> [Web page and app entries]
>>>>>

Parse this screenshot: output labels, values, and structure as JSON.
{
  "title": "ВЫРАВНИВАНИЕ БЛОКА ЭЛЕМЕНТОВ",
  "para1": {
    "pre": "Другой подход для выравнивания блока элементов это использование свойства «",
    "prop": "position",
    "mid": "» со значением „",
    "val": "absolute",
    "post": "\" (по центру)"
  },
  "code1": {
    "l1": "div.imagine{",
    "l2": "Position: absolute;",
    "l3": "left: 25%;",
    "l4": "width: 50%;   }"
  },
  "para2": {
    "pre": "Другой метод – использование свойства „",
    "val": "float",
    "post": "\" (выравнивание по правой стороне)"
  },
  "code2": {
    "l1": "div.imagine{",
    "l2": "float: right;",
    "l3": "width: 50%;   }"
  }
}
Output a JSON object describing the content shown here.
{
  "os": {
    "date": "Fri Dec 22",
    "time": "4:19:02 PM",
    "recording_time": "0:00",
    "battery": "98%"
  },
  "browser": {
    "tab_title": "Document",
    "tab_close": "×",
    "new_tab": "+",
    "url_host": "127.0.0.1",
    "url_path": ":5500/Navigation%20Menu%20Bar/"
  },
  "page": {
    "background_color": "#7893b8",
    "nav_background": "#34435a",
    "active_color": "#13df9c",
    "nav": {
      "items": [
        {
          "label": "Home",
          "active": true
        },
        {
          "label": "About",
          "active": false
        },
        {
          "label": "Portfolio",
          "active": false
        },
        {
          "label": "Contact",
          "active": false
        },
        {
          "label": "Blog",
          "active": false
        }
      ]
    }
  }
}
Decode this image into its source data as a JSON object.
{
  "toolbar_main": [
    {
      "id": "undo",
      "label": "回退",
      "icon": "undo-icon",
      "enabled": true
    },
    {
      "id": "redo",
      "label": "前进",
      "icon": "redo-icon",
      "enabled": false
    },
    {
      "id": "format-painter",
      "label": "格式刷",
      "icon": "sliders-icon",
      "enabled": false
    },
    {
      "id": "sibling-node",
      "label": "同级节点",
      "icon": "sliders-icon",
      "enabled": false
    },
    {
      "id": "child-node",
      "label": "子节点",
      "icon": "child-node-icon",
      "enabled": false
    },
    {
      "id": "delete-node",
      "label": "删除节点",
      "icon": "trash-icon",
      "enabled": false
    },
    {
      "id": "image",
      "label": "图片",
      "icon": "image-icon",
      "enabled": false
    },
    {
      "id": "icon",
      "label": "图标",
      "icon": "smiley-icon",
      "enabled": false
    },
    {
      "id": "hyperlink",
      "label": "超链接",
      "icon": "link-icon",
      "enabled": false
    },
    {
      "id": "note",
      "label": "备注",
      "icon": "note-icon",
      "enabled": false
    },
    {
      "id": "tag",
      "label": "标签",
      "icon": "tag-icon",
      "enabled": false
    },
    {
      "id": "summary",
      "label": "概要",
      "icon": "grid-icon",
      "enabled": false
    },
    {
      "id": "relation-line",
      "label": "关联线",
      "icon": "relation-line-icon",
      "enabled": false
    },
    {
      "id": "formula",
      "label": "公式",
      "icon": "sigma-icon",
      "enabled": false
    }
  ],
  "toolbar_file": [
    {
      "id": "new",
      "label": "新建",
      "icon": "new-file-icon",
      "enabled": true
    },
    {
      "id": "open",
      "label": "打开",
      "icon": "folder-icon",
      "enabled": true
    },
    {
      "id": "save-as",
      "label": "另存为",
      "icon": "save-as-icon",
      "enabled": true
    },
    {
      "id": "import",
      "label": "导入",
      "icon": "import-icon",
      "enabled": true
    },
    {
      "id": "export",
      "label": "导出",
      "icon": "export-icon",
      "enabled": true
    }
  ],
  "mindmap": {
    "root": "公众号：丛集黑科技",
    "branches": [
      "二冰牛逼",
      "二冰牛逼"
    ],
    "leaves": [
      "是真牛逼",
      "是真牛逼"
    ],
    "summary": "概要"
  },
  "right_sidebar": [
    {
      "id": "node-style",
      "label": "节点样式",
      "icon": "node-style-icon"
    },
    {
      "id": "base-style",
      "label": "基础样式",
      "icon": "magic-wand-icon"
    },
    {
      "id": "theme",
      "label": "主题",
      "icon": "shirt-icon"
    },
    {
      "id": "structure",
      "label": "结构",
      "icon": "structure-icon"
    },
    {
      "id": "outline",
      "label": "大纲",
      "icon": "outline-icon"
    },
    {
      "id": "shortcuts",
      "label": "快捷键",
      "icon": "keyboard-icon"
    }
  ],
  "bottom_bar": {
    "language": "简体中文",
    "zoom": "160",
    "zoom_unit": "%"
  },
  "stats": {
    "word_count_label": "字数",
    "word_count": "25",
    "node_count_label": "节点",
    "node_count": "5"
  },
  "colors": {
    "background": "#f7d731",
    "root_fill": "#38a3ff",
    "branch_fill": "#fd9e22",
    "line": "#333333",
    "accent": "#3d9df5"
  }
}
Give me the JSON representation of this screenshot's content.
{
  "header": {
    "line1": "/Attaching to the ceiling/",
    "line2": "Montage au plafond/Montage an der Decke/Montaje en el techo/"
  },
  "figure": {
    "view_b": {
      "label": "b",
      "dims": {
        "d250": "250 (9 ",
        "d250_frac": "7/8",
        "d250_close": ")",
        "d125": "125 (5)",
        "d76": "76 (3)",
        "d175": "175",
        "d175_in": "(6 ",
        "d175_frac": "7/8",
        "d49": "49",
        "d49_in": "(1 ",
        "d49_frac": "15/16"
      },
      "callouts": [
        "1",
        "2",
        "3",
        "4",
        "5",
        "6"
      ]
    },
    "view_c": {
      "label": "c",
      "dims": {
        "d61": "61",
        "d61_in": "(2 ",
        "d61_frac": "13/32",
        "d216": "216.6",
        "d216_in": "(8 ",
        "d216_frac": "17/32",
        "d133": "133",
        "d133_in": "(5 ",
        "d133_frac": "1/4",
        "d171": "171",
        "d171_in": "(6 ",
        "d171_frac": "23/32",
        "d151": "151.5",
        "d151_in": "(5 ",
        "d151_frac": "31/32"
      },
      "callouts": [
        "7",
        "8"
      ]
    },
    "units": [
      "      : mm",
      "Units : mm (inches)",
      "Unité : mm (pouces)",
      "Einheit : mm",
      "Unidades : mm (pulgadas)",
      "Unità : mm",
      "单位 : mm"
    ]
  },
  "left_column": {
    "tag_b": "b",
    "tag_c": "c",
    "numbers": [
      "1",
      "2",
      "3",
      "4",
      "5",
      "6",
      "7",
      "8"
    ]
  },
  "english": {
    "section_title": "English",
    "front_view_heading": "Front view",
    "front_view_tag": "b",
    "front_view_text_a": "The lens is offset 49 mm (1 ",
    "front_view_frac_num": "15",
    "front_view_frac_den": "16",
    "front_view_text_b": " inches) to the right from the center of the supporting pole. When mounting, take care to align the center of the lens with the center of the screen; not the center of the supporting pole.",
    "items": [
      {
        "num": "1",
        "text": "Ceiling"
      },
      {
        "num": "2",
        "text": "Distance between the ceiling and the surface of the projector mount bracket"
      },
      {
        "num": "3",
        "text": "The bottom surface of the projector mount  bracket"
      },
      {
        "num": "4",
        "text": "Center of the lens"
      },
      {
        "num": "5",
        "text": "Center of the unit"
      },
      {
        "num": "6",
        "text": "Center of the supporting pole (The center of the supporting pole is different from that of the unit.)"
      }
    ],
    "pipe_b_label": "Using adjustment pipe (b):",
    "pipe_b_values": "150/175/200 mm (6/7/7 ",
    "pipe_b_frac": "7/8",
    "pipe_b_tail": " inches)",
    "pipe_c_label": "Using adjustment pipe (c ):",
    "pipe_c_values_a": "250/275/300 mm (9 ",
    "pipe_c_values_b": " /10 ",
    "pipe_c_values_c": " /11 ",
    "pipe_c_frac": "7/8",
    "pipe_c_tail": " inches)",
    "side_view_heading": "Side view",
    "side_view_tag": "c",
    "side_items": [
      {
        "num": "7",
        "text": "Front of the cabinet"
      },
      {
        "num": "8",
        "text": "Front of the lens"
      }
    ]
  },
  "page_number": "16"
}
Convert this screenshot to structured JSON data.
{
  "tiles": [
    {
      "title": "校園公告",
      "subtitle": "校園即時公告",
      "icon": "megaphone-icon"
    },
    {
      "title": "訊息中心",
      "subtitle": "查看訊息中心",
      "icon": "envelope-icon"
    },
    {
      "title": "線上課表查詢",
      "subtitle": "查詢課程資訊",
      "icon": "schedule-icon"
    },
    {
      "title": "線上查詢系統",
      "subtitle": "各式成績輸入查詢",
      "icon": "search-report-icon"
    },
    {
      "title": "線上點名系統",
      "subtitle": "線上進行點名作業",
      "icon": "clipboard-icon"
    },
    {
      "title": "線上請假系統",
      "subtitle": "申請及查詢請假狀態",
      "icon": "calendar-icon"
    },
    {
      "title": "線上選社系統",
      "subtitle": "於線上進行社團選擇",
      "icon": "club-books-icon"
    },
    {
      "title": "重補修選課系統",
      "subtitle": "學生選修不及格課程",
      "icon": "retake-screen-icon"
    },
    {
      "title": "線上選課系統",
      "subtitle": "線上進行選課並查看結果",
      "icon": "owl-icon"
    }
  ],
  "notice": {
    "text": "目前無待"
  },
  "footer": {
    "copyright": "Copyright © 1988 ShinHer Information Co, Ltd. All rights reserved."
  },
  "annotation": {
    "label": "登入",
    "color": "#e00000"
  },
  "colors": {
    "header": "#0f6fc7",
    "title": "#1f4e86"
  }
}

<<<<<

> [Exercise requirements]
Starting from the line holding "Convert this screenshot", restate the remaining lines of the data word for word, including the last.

> [Solution]
Convert this screenshot to structured JSON data.
{
  "tiles": [
    {
      "title": "校園公告",
      "subtitle": "校園即時公告",
      "icon": "megaphone-icon"
    },
    {
      "title": "訊息中心",
      "subtitle": "查看訊息中心",
      "icon": "envelope-icon"
    },
    {
      "title": "線上課表查詢",
      "subtitle": "查詢課程資訊",
      "icon": "schedule-icon"
    },
    {
      "title": "線上查詢系統",
      "subtitle": "各式成績輸入查詢",
      "icon": "search-report-icon"
    },
    {
      "title": "線上點名系統",
      "subtitle": "線上進行點名作業",
      "icon": "clipboard-icon"
    },
    {
      "title": "線上請假系統",
      "subtitle": "申請及查詢請假狀態",
      "icon": "calendar-icon"
    },
    {
      "title": "線上選社系統",
      "subtitle": "於線上進行社團選擇",
      "icon": "club-books-icon"
    },
    {
      "title": "重補修選課系統",
      "subtitle": "學生選修不及格課程",
      "icon": "retake-screen-icon"
    },
    {
      "title": "線上選課系統",
      "subtitle": "線上進行選課並查看結果",
      "icon": "owl-icon"
    }
  ],
  "notice": {
    "text": "目前無待"
  },
  "footer": {
    "copyright": "Copyright © 1988 ShinHer Information Co, Ltd. All rights reserved."
  },
  "annotation": {
    "label": "登入",
    "color": "#e00000"
  },
  "colors": {
    "header": "#0f6fc7",
    "title": "#1f4e86"
  }
}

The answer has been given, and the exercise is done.